WILMINGTON, NC (WECT) - Nearly four months after Dr. Amanda Lee announced she was resigning as president of Cape Fear Community College, the school has announced the formation of an ad hoc committee to "evaluate replacing the president." That's according to CFCC Board of Trustee Chair Mat White, who said the committee was established late Thursday afternoon.
White said this was not a search committee. Trustee Ann David is chairing the committee. Other members include Louis Burney, Mary Lyons Rouse, Dr. Chuck Kays, and Zander Guy.
"The committee will come back to the full board with recommendations on the direction we need to go to fill the president's office," White said, adding he did not think the committee had set a date for its first meeting.
"There is no established time frame on how long the interim period will last," CFCC spokeswoman Rachel Nadeau wrote in an email when asked about the delay in the presidential search.
CFCC has struggled to find a permanent president since the departure of long-time president Eric McKeithan in 2012. At least five people have served as president or interim president at the college in the last six years.
Jim Morton has been serving as interim president since Lee resigned, effective Dec. 31, 2017. His salary was increased from the $176,000 he was making as executive vice president to $210,000 to serve as interim president.
Morton joined CFCC in 2015. He previously worked as the finance director for the Wilmington International Airport. He does not hold a doctoral degree, which has been a minimum qualification for past presidents of Cape Fear Community College. According to CFCC's website, he holds a bachelor's degree in marketing from UNCW.
We have received several letters and emails from viewers questioning Morton's compensation level. The amount Morton is being paid to serve as interim president of the college appears to be in excess of guidelines set by the state.
According to the North Carolina Community College System personnel policy, "an interim or acting president's salary will be set at the step of the salary grade for the respective college... [A] board of trustees may grant a college employee appointed interim or acting president a 10 percent salary increase instead of placing the employee on the president's salary schedule."
The recommended salary set by the state for presidents of large community colleges like CFCC is $157,718, well below what Morton is being paid. Even if you use the 10 percent salary increase from his previous pay grade, that would only bring Morton's prescribed salary to $193,617, substantially less than the $210,000 he is currently being paid.

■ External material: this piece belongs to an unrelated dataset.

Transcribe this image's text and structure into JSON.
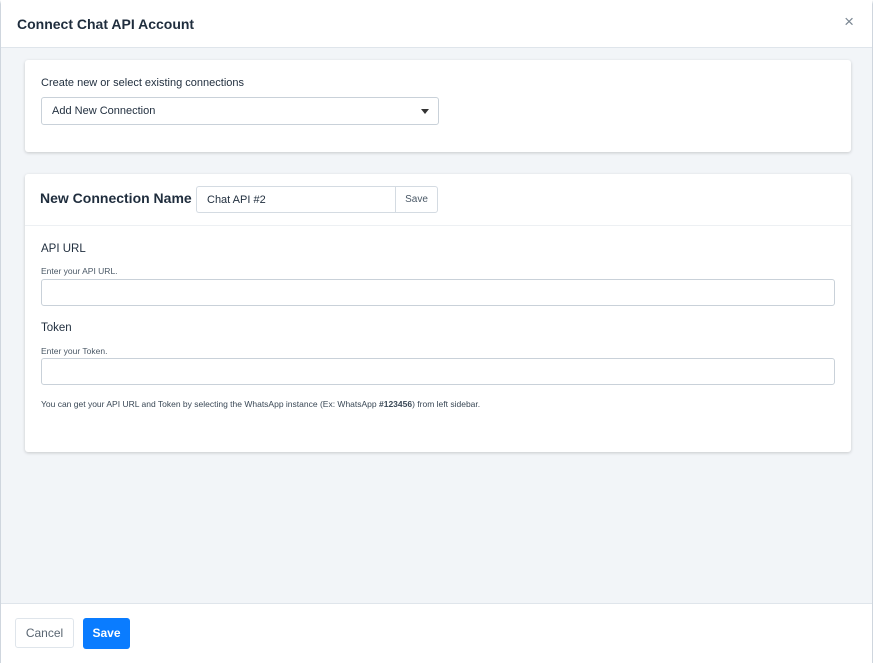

When asked about the salary concerns, White said he thought everything had been cleared with the North Carolina Community College System (NCCS).
"I'm not sure, but the state approved interim the [appointment] and salary. As far as I know, everything was approved," White said. "They followed the same formula that they used for Dr. Lee when she became interim president for salary."
We reached out to the state community college system. They told us their guidelines only apply to how much a president can be paid with state money.
"Under General Statute 115D-32(b), the local board of trustees may use local or private funds to supplement the state salary," NCCS Spokesman Brian Long explained in answer to our question about Morton's salary.
White said he was aware that some people were also concerned that Morton lacked a doctoral degree.
"The committee will follow whatever guidelines the state has. We are not going to create our own parameters. We are going to use state parameters," White said. White said and the state confirmed that local trustees have discretion to set the qualifications for president. Even though a doctorate has been required in the past during presidential searches, White said that is not necessarily set in stone for future presidents.
Out of the 58 community college presidents in North Carolina, all but three held doctorates at last check. Exceptions include Morton, former Lt. Governor Walter Dalton, who holds a law degree and now serves as president of Isothermal Community College, and David Heatherly, who was promoted to president of Coastal Carolina Community College in Jacksonville after more than 30 years of service at the school.
Whoever the board selects as president at CFCC will have to be approved by the state. Morton declined our request for an interview.